Despite gardeners’ best efforts, deer will damage landscape plantings. The two questions most frequently asked are: “What can I plant that deer won’t eat?” and “How can I stop deer & rabbits from browsing on my favorite plants?” The simple answers are that there are very few truly deer-proof or rabbit-proof plants and that, if they are hungry enough, repellents, scare devices and gadgets, and poorly constructed physical barriers will all fail. With a little diligence and a mix of strategies, you can achieve success. In the end, the only fool-proof method of resistance is a strong fence. Consider constructing a barrier to keep deer and rabbits from the most important plants in your landscape. In the meantime, consider the following suggestions.
Hang sachets filled with Fertilome organic fertilizer around the area, or apply organic fertilizer (at half the recommended rate) around emerging bulbs and spring plants. Reapply a month later. Applications of liquid foliar repellents, such as Liquid Fence or I Must Garden Repellent, which will work equally well; just don’t apply them in late summer or fall.
Apply liquid spray repellents like Liquid Fence or I Must Garden, an odor-based repellent every two to three weeks once plants have fully leafed out. Especially spritz flower buds as they appear.

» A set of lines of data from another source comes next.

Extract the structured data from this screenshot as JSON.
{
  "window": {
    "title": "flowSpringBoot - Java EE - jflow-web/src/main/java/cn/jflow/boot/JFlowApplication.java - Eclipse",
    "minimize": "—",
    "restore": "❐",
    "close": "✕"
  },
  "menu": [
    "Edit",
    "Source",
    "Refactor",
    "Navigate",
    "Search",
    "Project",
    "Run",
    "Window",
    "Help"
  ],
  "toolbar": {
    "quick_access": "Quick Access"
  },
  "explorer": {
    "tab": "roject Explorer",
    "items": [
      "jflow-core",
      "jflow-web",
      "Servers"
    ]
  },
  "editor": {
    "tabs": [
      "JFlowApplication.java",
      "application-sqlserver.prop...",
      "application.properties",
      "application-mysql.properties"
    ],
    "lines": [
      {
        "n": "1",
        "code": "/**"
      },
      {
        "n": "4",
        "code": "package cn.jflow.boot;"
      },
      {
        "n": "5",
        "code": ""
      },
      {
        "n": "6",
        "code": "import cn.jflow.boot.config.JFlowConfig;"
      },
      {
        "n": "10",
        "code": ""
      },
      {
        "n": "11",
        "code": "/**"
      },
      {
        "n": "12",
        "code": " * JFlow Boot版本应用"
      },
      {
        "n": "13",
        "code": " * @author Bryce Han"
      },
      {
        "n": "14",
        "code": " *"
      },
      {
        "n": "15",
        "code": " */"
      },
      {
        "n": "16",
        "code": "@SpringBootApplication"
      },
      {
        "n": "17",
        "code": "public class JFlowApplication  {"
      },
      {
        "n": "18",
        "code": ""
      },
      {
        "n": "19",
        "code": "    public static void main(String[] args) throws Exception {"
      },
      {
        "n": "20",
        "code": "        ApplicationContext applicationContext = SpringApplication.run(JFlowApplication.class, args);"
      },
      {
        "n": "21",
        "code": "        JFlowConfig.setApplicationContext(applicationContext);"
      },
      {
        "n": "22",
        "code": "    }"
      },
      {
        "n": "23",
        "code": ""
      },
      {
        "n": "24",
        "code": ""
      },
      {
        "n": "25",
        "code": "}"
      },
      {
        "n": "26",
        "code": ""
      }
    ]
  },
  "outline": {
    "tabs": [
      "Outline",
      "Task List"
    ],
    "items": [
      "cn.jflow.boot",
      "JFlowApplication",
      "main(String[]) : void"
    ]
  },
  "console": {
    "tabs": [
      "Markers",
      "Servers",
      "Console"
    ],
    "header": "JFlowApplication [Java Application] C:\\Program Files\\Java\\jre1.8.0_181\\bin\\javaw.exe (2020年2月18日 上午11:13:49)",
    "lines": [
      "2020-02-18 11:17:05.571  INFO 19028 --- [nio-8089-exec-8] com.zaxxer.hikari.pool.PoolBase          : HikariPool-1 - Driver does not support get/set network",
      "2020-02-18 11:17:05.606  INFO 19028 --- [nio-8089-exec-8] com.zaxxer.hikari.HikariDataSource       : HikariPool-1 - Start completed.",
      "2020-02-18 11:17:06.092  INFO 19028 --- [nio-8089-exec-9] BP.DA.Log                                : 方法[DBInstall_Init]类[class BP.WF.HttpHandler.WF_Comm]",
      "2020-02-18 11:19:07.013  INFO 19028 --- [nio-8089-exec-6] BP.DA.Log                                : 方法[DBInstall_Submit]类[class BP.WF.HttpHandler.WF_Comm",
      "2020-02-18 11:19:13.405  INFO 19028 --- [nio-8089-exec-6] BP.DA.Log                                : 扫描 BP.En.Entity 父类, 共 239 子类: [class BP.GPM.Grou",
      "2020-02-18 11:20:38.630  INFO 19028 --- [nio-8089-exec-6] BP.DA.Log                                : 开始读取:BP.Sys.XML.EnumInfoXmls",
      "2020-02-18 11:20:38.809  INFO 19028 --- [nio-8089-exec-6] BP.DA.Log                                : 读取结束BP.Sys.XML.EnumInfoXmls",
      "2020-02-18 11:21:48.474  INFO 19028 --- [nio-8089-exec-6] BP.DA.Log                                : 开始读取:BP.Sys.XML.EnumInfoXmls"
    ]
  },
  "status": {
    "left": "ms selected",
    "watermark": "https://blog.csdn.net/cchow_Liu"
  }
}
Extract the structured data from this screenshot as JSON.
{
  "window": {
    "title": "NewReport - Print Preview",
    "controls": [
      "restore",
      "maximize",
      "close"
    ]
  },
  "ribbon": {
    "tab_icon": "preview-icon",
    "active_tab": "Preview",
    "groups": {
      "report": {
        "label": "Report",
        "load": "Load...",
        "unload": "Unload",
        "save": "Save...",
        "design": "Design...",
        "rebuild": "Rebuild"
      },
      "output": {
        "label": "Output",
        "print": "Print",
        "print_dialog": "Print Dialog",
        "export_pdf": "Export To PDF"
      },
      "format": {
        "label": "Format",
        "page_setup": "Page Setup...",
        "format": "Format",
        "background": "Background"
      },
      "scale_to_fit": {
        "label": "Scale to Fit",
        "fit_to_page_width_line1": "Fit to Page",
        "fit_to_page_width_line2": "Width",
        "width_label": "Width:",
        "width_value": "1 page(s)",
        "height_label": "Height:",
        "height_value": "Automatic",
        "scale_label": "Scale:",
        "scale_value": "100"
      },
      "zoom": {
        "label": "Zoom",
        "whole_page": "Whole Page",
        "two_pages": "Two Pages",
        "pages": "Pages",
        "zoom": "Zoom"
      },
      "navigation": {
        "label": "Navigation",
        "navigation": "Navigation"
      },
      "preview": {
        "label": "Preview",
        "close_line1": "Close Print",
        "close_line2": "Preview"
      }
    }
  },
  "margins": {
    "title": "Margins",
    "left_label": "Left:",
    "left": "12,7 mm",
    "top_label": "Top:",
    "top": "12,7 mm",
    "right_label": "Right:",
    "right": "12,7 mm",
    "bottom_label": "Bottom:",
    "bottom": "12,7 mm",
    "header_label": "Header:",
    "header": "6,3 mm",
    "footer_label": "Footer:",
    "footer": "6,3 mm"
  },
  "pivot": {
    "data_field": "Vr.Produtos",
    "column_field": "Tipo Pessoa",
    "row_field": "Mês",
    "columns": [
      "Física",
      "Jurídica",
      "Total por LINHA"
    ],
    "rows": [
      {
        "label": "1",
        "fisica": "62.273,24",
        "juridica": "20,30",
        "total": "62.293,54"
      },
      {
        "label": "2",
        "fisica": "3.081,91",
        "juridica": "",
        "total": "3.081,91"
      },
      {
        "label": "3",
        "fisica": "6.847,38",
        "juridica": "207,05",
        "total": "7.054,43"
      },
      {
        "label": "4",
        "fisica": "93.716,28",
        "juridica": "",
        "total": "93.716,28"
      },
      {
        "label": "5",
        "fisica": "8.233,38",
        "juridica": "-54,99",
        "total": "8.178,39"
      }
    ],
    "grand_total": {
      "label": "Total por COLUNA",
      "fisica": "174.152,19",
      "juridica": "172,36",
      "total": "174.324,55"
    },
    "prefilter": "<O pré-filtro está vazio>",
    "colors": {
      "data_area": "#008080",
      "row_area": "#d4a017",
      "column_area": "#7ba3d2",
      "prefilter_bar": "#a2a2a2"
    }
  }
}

The odor based repellents use a mixture of rotten eggs smell and spicy plant oils to deter critters. Or apply a blood -derived product like Blood Meal granules around your flower bed to create a barrier around your plants.
Continue your summer program. Evaluate environmental and biological factors (like the abundance of food sources or the increase in deer numbers) to determine if you should rely on repellents or physical barriers, like fencing or burlap wraps, for the winter months.
Apply a blood-derived spray or granular repellent like Blood Meal during the dormant season (once in November and again in January). Odor- or taste-based repellents can be less effective during cold temperatures.